Terminal 5; New York City, NY • July 22, 2015
Courtney Barnett is one hot act. An indie-music darling by critics since 2013, Barnett’s popularity with the highly acclaimed breakout album, Sometimes I Sit and Think, and Sometimes I Just Sit, is speeding ahead on overdrive with a full tank of high octane gas and the accelerator pedal nailed to the floor. New Yorkers agree. For her last visit to New York City back in May 2015, Barnett performed three straight sold-out shows at the Bowery Ballroom, warranting a venue upgrade from the max capacity of 575 tat he Ballroom to 3,000 at Terminal 5.
The sold out concert at Terminal 5 eagerly awaiting the 27-year old Aussie singer/songwriter with that odd fingerpicking and strumming technique that shows a home grown, mostly self-taught guitar playing. One could say the same about her lyrics. And thank goodness for both – Barnett has that innate knack for kneading everyday observations into naturally witty and clever lyrics not inhibited by the formulaic themes written by song doctors and overproduced by sound engineers. Maybe it’s also thanks to the creative freedom Barnett might have with her own music label, Milk! Records. Like the label’s name, Barnett’s recorded and live music are bare-bones organic and fortified with nutrients that are damn good for you.

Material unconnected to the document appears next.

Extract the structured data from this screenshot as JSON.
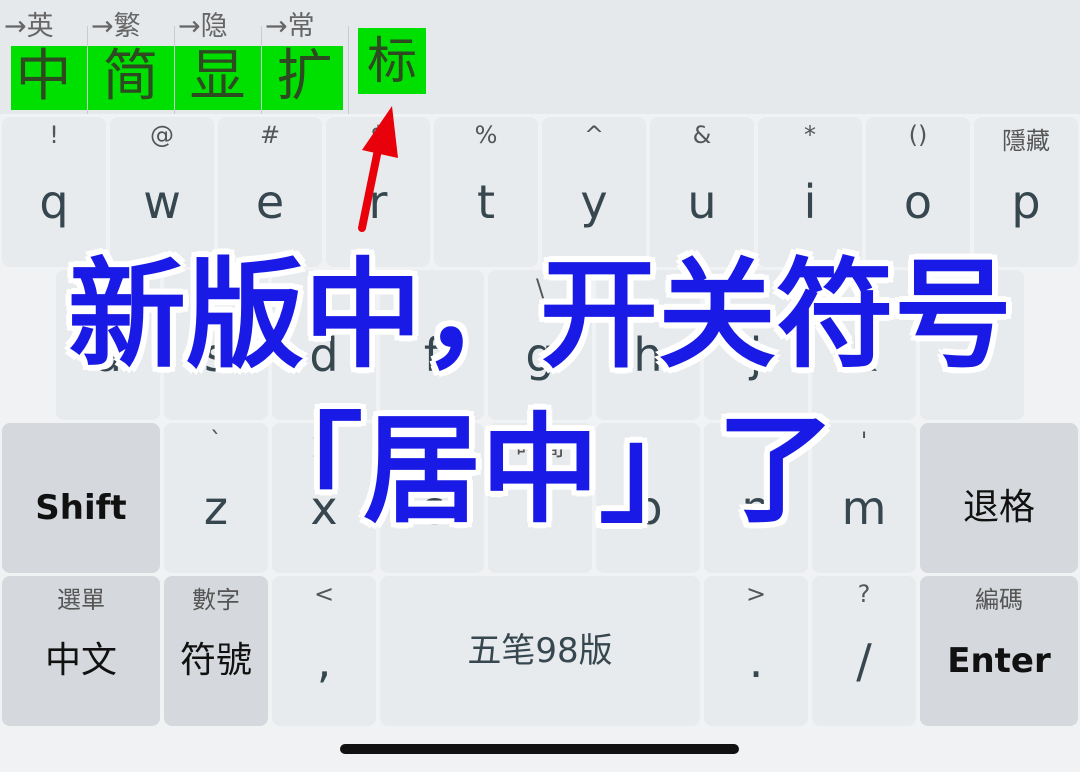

The show starts subdued and low with her onstage solo singing “Anonymous Club,” looking almost aloof and introspective, except for the fact that 3,000 listeners are voyeuristically listening. The rest of the “CB3” band (Bones Sloane on bass and Dave Mudie on drums) join her for the “Lance Jr” and the rest of the 14 song set which were mostly from the latest album. The NY crowd resonated with Barnett’s more poppier tunes. Even Barnett herself begins to let loose and bring on the energy with “Elevator Operator,” “Debbie Downer.” She almost seemed to absorb the energy of the crowd with the catchy “Nobody Really Cares If You Don’t Go to the Party.” With lyrics like “I wanna go out but I wanna stay home” Barnett has ushered in a new anthem for organic Slacker indie-pop. Barnett closed the set with the fan favorite, “Pedestrian at Best” – a much grittier version than the album version, especially at the end of the chorus when she extends “funny” in a deeper and growly tone.

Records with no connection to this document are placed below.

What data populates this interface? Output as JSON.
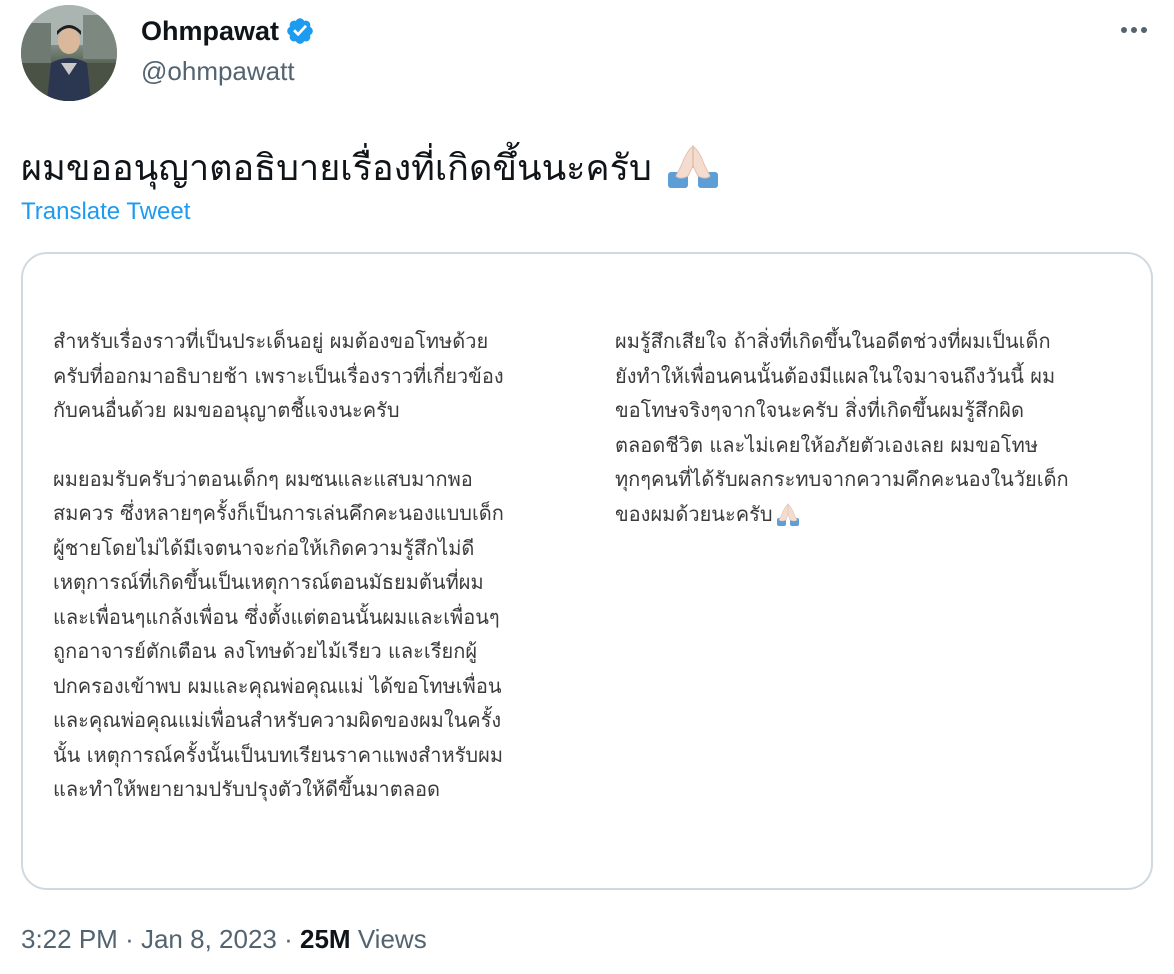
{
  "author": {
    "display_name": "Ohmpawat",
    "handle": "@ohmpawatt",
    "verified": true,
    "verified_color": "#1d9bf0"
  },
  "tweet": {
    "text": "ผมขออนุญาตอธิบายเรื่องที่เกิดขึ้นนะครับ",
    "emoji": "folded-hands",
    "translate_label": "Translate Tweet"
  },
  "image_text": {
    "left_paragraphs": [
      [
        "สำหรับเรื่องราวที่เป็นประเด็นอยู่ ผมต้องขอโทษด้วย",
        "ครับที่ออกมาอธิบายช้า เพราะเป็นเรื่องราวที่เกี่ยวข้อง",
        "กับคนอื่นด้วย ผมขออนุญาตชี้แจงนะครับ"
      ],
      [
        "ผมยอมรับครับว่าตอนเด็กๆ ผมซนและแสบมากพอ",
        "สมควร ซึ่งหลายๆครั้งก็เป็นการเล่นคึกคะนองแบบเด็ก",
        "ผู้ชายโดยไม่ได้มีเจตนาจะก่อให้เกิดความรู้สึกไม่ดี",
        "เหตุการณ์ที่เกิดขึ้นเป็นเหตุการณ์ตอนมัธยมต้นที่ผม",
        "และเพื่อนๆแกล้งเพื่อน ซึ่งตั้งแต่ตอนนั้นผมและเพื่อนๆ",
        "ถูกอาจารย์ตักเตือน ลงโทษด้วยไม้เรียว และเรียกผู้",
        "ปกครองเข้าพบ ผมและคุณพ่อคุณแม่ ได้ขอโทษเพื่อน",
        "และคุณพ่อคุณแม่เพื่อนสำหรับความผิดของผมในครั้ง",
        "นั้น เหตุการณ์ครั้งนั้นเป็นบทเรียนราคาแพงสำหรับผม",
        "และทำให้พยายามปรับปรุงตัวให้ดีขึ้นมาตลอด"
      ]
    ],
    "right_lines": [
      "ผมรู้สึกเสียใจ ถ้าสิ่งที่เกิดขึ้นในอดีตช่วงที่ผมเป็นเด็ก",
      "ยังทำให้เพื่อนคนนั้นต้องมีแผลในใจมาจนถึงวันนี้ ผม",
      "ขอโทษจริงๆจากใจนะครับ สิ่งที่เกิดขึ้นผมรู้สึกผิด",
      "ตลอดชีวิต และไม่เคยให้อภัยตัวเองเลย ผมขอโทษ",
      "ทุกๆคนที่ได้รับผลกระทบจากความคึกคะนองในวัยเด็ก",
      "ของผมด้วยนะครับ"
    ]
  },
  "meta": {
    "time": "3:22 PM",
    "separator": "·",
    "date": "Jan 8, 2023",
    "views_count": "25M",
    "views_label": "Views"
  }
}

After a brief pause off-stage, the CB3 return onstage. A bit shy, she briefly commented on the three floors of packed listeners, somewhat explained some Australian references in the lyrics to some of her songs, and asked the audience almost awkwardly if they knew what a triffid was before she played her encore, “History Eraser” (side note: this is likely a reference to the Australian band The Triffids). She rather timidly thanked everyone for coming and almost seemed surprised that so many showed up.
It’s not uncommon for an artist to struggle with meteoric rise while maintaining such a humble and shy demeanor. One thing’s for sure – in spite of any anxiety to be pedestrian at best, Barnett’s rise show no signs of slowing down. She opens up for Blur at the even larger 18,000+ seat venue of Madison Square Garden on October 23. And I am not surprised if she heads straight for the Grammys as the newest Commonwealth fresh-face since Lorde. So check her out now while she’s still somewhere between brilliant buzz and mainstream.
Courtney Barnett: socialhub.courtneybarnett.com.au